### Exercise details
Find the line containing "Extract the structured" in the data below and repeat it, along with all later lines, exactly through the last one.
◇ ◇ ◇ ◇ ◇ ◇ ◇
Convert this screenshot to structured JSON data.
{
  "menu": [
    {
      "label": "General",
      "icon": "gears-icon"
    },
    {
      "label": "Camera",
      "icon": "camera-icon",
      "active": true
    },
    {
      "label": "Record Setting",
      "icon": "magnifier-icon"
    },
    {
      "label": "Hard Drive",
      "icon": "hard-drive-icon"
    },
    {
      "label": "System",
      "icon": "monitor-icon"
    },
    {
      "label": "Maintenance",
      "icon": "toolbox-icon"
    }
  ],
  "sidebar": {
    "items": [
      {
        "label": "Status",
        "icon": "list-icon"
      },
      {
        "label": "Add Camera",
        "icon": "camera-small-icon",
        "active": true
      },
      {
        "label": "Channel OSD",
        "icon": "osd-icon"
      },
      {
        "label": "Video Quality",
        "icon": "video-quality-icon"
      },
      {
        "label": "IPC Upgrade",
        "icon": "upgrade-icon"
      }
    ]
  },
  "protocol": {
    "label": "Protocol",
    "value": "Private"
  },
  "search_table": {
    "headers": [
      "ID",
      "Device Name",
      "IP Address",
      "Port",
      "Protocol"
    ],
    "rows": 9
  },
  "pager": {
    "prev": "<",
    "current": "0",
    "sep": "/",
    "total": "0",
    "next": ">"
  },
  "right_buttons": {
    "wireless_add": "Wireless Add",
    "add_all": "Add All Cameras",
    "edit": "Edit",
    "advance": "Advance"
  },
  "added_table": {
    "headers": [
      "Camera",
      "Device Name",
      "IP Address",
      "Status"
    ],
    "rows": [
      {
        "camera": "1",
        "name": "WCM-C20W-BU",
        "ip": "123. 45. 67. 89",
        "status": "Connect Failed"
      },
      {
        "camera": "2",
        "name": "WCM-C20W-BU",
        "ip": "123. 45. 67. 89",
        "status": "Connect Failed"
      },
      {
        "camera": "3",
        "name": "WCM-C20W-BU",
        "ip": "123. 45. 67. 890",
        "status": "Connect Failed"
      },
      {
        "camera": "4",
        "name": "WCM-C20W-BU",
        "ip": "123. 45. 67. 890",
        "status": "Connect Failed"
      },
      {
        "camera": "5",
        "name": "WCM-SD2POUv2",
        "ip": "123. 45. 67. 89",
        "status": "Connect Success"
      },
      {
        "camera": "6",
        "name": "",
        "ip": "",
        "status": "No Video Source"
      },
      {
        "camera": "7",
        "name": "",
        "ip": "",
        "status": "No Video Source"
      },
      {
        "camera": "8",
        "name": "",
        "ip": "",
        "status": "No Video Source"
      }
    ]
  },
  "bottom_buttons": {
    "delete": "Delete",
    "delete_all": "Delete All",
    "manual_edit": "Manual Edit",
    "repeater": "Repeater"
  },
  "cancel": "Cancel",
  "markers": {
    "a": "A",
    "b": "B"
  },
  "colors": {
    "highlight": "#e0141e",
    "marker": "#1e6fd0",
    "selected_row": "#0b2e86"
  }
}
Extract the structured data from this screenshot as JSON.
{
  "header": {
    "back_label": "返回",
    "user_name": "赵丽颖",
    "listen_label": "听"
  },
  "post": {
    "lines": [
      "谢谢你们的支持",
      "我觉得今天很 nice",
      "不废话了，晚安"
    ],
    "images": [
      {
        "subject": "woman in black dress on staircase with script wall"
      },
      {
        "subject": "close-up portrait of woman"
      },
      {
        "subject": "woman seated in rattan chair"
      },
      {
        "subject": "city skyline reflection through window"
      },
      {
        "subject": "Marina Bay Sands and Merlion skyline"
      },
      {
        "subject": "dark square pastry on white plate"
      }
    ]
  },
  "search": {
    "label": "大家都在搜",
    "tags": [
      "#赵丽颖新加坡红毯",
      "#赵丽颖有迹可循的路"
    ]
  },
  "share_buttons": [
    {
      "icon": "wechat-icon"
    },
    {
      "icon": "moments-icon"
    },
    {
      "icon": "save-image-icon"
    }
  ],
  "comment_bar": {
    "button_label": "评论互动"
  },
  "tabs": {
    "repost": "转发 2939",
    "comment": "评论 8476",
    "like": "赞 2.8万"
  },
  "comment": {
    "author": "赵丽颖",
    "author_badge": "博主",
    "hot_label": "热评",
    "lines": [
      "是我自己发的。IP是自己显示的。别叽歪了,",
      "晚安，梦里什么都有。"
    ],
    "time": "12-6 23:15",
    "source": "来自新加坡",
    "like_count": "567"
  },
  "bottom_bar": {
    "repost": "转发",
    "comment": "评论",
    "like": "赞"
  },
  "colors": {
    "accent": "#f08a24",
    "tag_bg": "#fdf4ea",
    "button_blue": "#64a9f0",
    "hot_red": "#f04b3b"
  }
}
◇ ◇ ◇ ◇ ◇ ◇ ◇
### Exercise response
Extract the structured data from this screenshot as JSON.
{
  "header": {
    "back_label": "返回",
    "user_name": "赵丽颖",
    "listen_label": "听"
  },
  "post": {
    "lines": [
      "谢谢你们的支持",
      "我觉得今天很 nice",
      "不废话了，晚安"
    ],
    "images": [
      {
        "subject": "woman in black dress on staircase with script wall"
      },
      {
        "subject": "close-up portrait of woman"
      },
      {
        "subject": "woman seated in rattan chair"
      },
      {
        "subject": "city skyline reflection through window"
      },
      {
        "subject": "Marina Bay Sands and Merlion skyline"
      },
      {
        "subject": "dark square pastry on white plate"
      }
    ]
  },
  "search": {
    "label": "大家都在搜",
    "tags": [
      "#赵丽颖新加坡红毯",
      "#赵丽颖有迹可循的路"
    ]
  },
  "share_buttons": [
    {
      "icon": "wechat-icon"
    },
    {
      "icon": "moments-icon"
    },
    {
      "icon": "save-image-icon"
    }
  ],
  "comment_bar": {
    "button_label": "评论互动"
  },
  "tabs": {
    "repost": "转发 2939",
    "comment": "评论 8476",
    "like": "赞 2.8万"
  },
  "comment": {
    "author": "赵丽颖",
    "author_badge": "博主",
    "hot_label": "热评",
    "lines": [
      "是我自己发的。IP是自己显示的。别叽歪了,",
      "晚安，梦里什么都有。"
    ],
    "time": "12-6 23:15",
    "source": "来自新加坡",
    "like_count": "567"
  },
  "bottom_bar": {
    "repost": "转发",
    "comment": "评论",
    "like": "赞"
  },
  "colors": {
    "accent": "#f08a24",
    "tag_bg": "#fdf4ea",
    "button_blue": "#64a9f0",
    "hot_red": "#f04b3b"
  }
}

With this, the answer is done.